REQUIREMENT: Your copy should hold every record exactly and no images.

MATERIAL FOR THIS TASK:
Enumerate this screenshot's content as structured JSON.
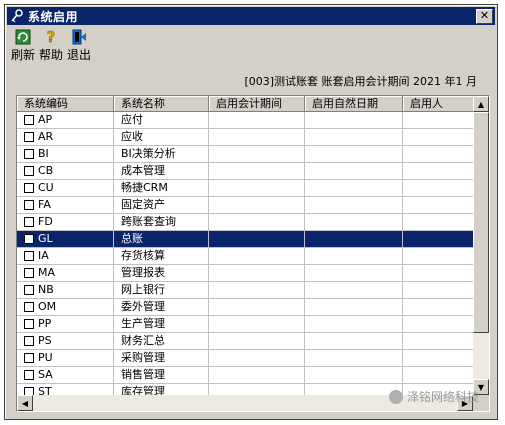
{
  "window": {
    "title": "系统启用",
    "close_glyph": "✕"
  },
  "toolbar": [
    {
      "label": "刷新",
      "icon": "refresh-icon"
    },
    {
      "label": "帮助",
      "icon": "help-icon"
    },
    {
      "label": "退出",
      "icon": "exit-icon"
    }
  ],
  "info_text": "[003]测试账套 账套启用会计期间 2021 年1 月",
  "grid": {
    "columns": [
      "系统编码",
      "系统名称",
      "启用会计期间",
      "启用自然日期",
      "启用人"
    ],
    "rows": [
      {
        "code": "AP",
        "name": "应付"
      },
      {
        "code": "AR",
        "name": "应收"
      },
      {
        "code": "BI",
        "name": "BI决策分析"
      },
      {
        "code": "CB",
        "name": "成本管理"
      },
      {
        "code": "CU",
        "name": "畅捷CRM"
      },
      {
        "code": "FA",
        "name": "固定资产"
      },
      {
        "code": "FD",
        "name": "跨账套查询"
      },
      {
        "code": "GL",
        "name": "总账"
      },
      {
        "code": "IA",
        "name": "存货核算"
      },
      {
        "code": "MA",
        "name": "管理报表"
      },
      {
        "code": "NB",
        "name": "网上银行"
      },
      {
        "code": "OM",
        "name": "委外管理"
      },
      {
        "code": "PP",
        "name": "生产管理"
      },
      {
        "code": "PS",
        "name": "财务汇总"
      },
      {
        "code": "PU",
        "name": "采购管理"
      },
      {
        "code": "SA",
        "name": "销售管理"
      },
      {
        "code": "ST",
        "name": "库存管理"
      }
    ],
    "selected_code": "GL"
  },
  "watermark": "泽铭网络科技",
  "colors": {
    "title_bar": "#0a246a",
    "selection": "#0a246a",
    "face": "#d4d0c8"
  }
}
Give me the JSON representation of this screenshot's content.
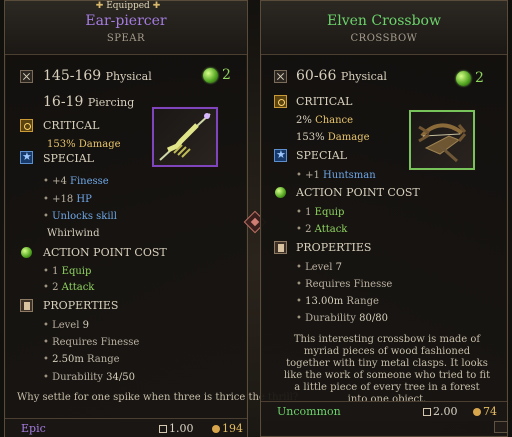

SOLUTION TO THIS PROBLEM:
Enumerate this screenshot's content as structured JSON.
{
  "window": {
    "title": "系统启用",
    "close_glyph": "✕"
  },
  "toolbar": [
    {
      "label": "刷新",
      "icon": "refresh-icon"
    },
    {
      "label": "帮助",
      "icon": "help-icon"
    },
    {
      "label": "退出",
      "icon": "exit-icon"
    }
  ],
  "info_text": "[003]测试账套 账套启用会计期间 2021 年1 月",
  "grid": {
    "columns": [
      "系统编码",
      "系统名称",
      "启用会计期间",
      "启用自然日期",
      "启用人"
    ],
    "rows": [
      {
        "code": "AP",
        "name": "应付"
      },
      {
        "code": "AR",
        "name": "应收"
      },
      {
        "code": "BI",
        "name": "BI决策分析"
      },
      {
        "code": "CB",
        "name": "成本管理"
      },
      {
        "code": "CU",
        "name": "畅捷CRM"
      },
      {
        "code": "FA",
        "name": "固定资产"
      },
      {
        "code": "FD",
        "name": "跨账套查询"
      },
      {
        "code": "GL",
        "name": "总账"
      },
      {
        "code": "IA",
        "name": "存货核算"
      },
      {
        "code": "MA",
        "name": "管理报表"
      },
      {
        "code": "NB",
        "name": "网上银行"
      },
      {
        "code": "OM",
        "name": "委外管理"
      },
      {
        "code": "PP",
        "name": "生产管理"
      },
      {
        "code": "PS",
        "name": "财务汇总"
      },
      {
        "code": "PU",
        "name": "采购管理"
      },
      {
        "code": "SA",
        "name": "销售管理"
      },
      {
        "code": "ST",
        "name": "库存管理"
      }
    ],
    "selected_code": "GL"
  },
  "watermark": "泽铭网络科技",
  "colors": {
    "title_bar": "#0a246a",
    "selection": "#0a246a",
    "face": "#d4d0c8"
  }
}
Give me the JSON representation of this screenshot's content.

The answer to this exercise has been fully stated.